And John? Uh? She meets him when she was seven, he was granted avuncular qualities since he made a dead bird come back to life (there should be repercussions for that) which is extremely uncle-ish behaviour and then he met her again when she turned fifteen and was having her dying stint. After she ran away from him while he was trying to abduct her and keep her from her eternal happiness (he made her miss her boat, guys, that’s a crime! You never make a girl miss her boat!) and then when she’s alive again, he appears when she’s in trouble and bodily hurts people who are trying to hurt her. Very romantic, I know. My heart, it beats crazily.
Okay, there’s this incident with a jeweler who is convinced that Pierce stole the diamond necklace she’s wearing and who is calling the police – COME ON NOW! Do you think jewelers grab potential customers’ hands and threaten to call the police simply because she/he may be wearing a priceless piece of jewelry? Is that logical?
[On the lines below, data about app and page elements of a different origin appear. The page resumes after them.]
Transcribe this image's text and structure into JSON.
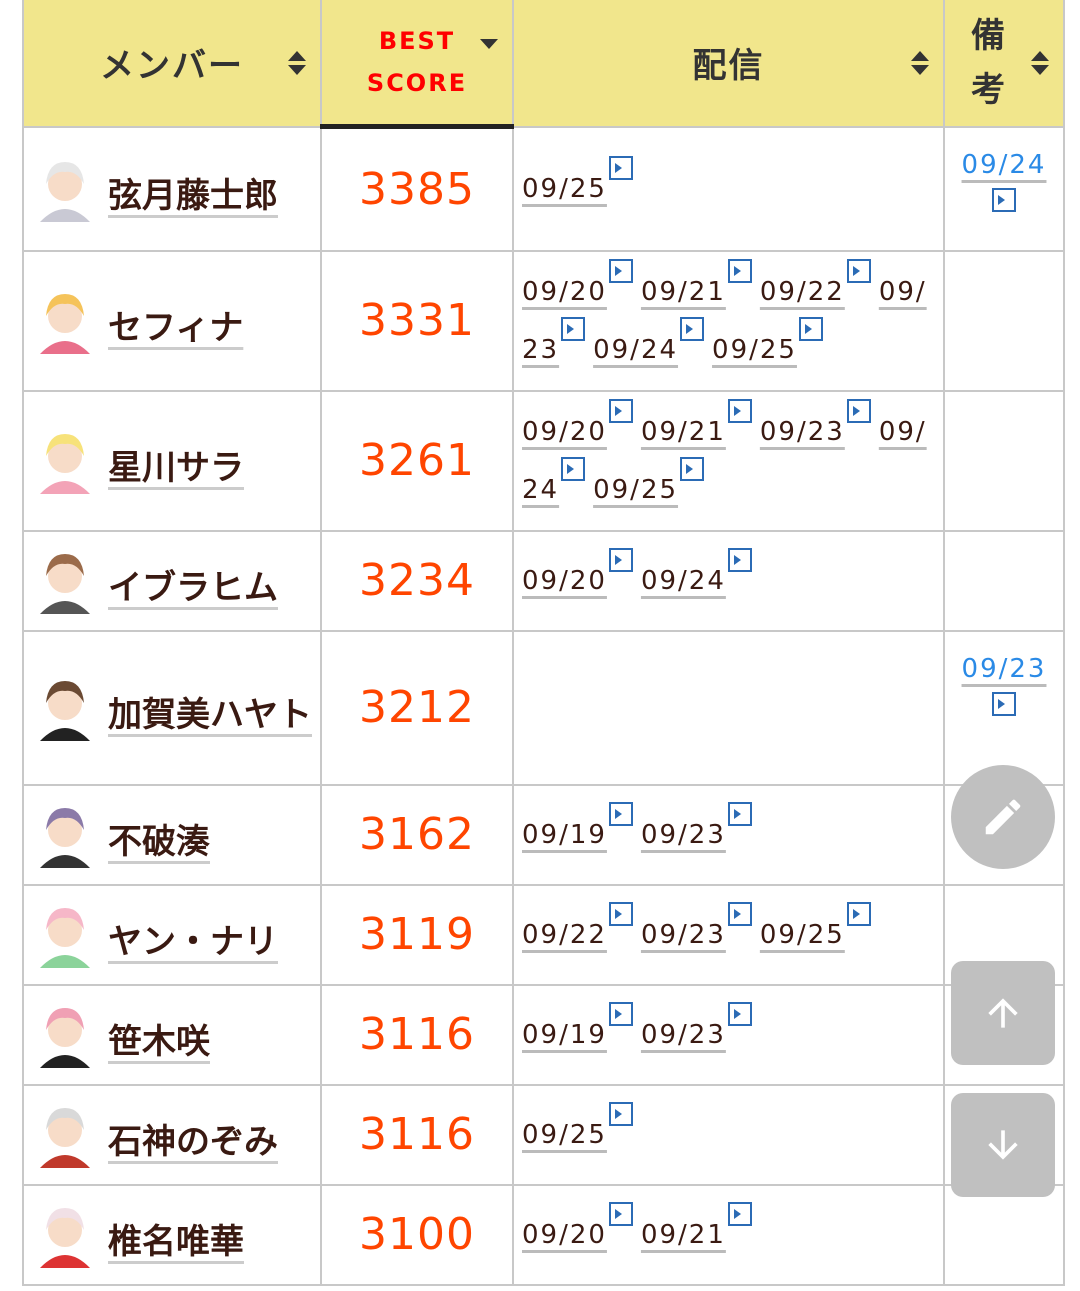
{
  "header": {
    "member_label": "メンバー",
    "best_label_1": "BEST",
    "best_label_2": "SCORE",
    "stream_label": "配信",
    "note_label_1": "備",
    "note_label_2": "考"
  },
  "rows": [
    {
      "name": "弦月藤士郎",
      "score": "3385",
      "streams": [
        "09/25"
      ],
      "note": "09/24"
    },
    {
      "name": "セフィナ",
      "score": "3331",
      "streams": [
        "09/20",
        "09/21",
        "09/22",
        "09/23",
        "09/24",
        "09/25"
      ],
      "note": ""
    },
    {
      "name": "星川サラ",
      "score": "3261",
      "streams": [
        "09/20",
        "09/21",
        "09/23",
        "09/24",
        "09/25"
      ],
      "note": ""
    },
    {
      "name": "イブラヒム",
      "score": "3234",
      "streams": [
        "09/20",
        "09/24"
      ],
      "note": ""
    },
    {
      "name": "加賀美ハヤト",
      "score": "3212",
      "streams": [],
      "note": "09/23"
    },
    {
      "name": "不破湊",
      "score": "3162",
      "streams": [
        "09/19",
        "09/23"
      ],
      "note": ""
    },
    {
      "name": "ヤン・ナリ",
      "score": "3119",
      "streams": [
        "09/22",
        "09/23",
        "09/25"
      ],
      "note": ""
    },
    {
      "name": "笹木咲",
      "score": "3116",
      "streams": [
        "09/19",
        "09/23"
      ],
      "note": ""
    },
    {
      "name": "石神のぞみ",
      "score": "3116",
      "streams": [
        "09/25"
      ],
      "note": ""
    },
    {
      "name": "椎名唯華",
      "score": "3100",
      "streams": [
        "09/20",
        "09/21"
      ],
      "note": ""
    }
  ],
  "fab": {
    "edit_icon": "pencil-icon",
    "up_icon": "arrow-up-icon",
    "down_icon": "arrow-down-icon"
  }
}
Realistic?
Anyway, back to John Haydn. (Did you notice the last name cuz I totally did?) John has as much personality (or maybe less than) as a perforated piece of cardboard. How did they fall in love? I mean, why did they fall in love? When did they fall in love? Was it between pages? Those pesky blank spaces between the lines? I don’t know. All I know is that they suddenly started kissing and there were fireworks exploding all over the sky. Well okay, inside Pierce’s mind but she’s a dim bulb, that one.
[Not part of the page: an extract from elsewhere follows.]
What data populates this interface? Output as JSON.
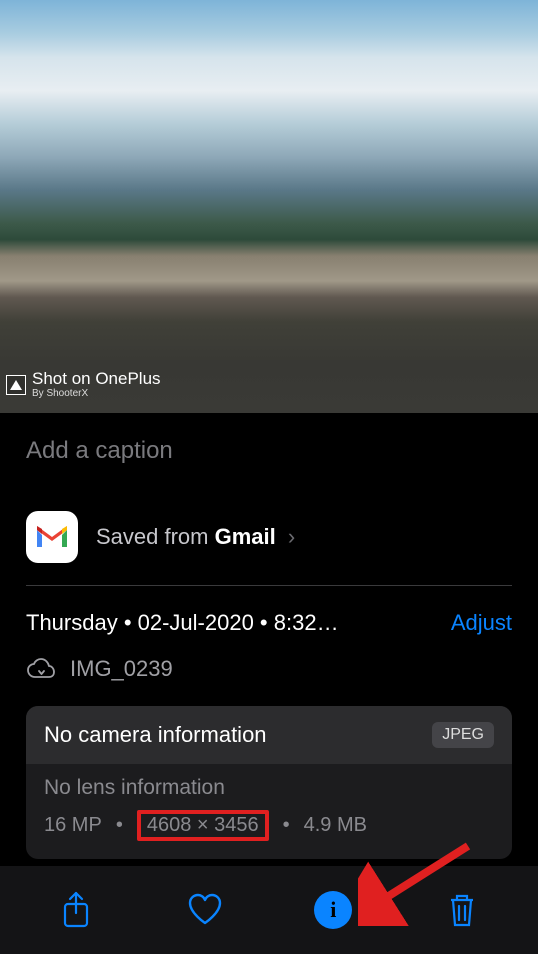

I hate it when authors intentionally hold back important information. Pierce’s continuous mention of “that incident” without elaborating on it got old really fast. I don’t know what the purpose is for concealing the incident but it won no points from me. On page 170 of a 304 page book, Pierce is still on the first day of school and I was not a happy person. Nothing happens. The book is interspersed with events that happened two years before but instead of augmenting the narrative with the back story, all it does is make the reader roll her eyes and wish the book would get on with whatever (and wherever) it’s doing and going. Several plot lines are picked up and then abandoned. The denouement of the book is not so much a conclusion as a “sorry about this, but the book’s got to end right now so that you guys will read the next one, it is a trilogy, you know, pip pip!!”
The book does not stand on its own. It usually wouldn’t bother me but it doesn’t even set things up properly. It’s bungled up, that’s what I’m trying to say.
My advice? Wait till the entire trilogy is out. Then read it all in one go. You might be able to glean some sort of entertainment from it then.
Connie, my conscience, says, “It’s a brain cell killer. Avoid it.”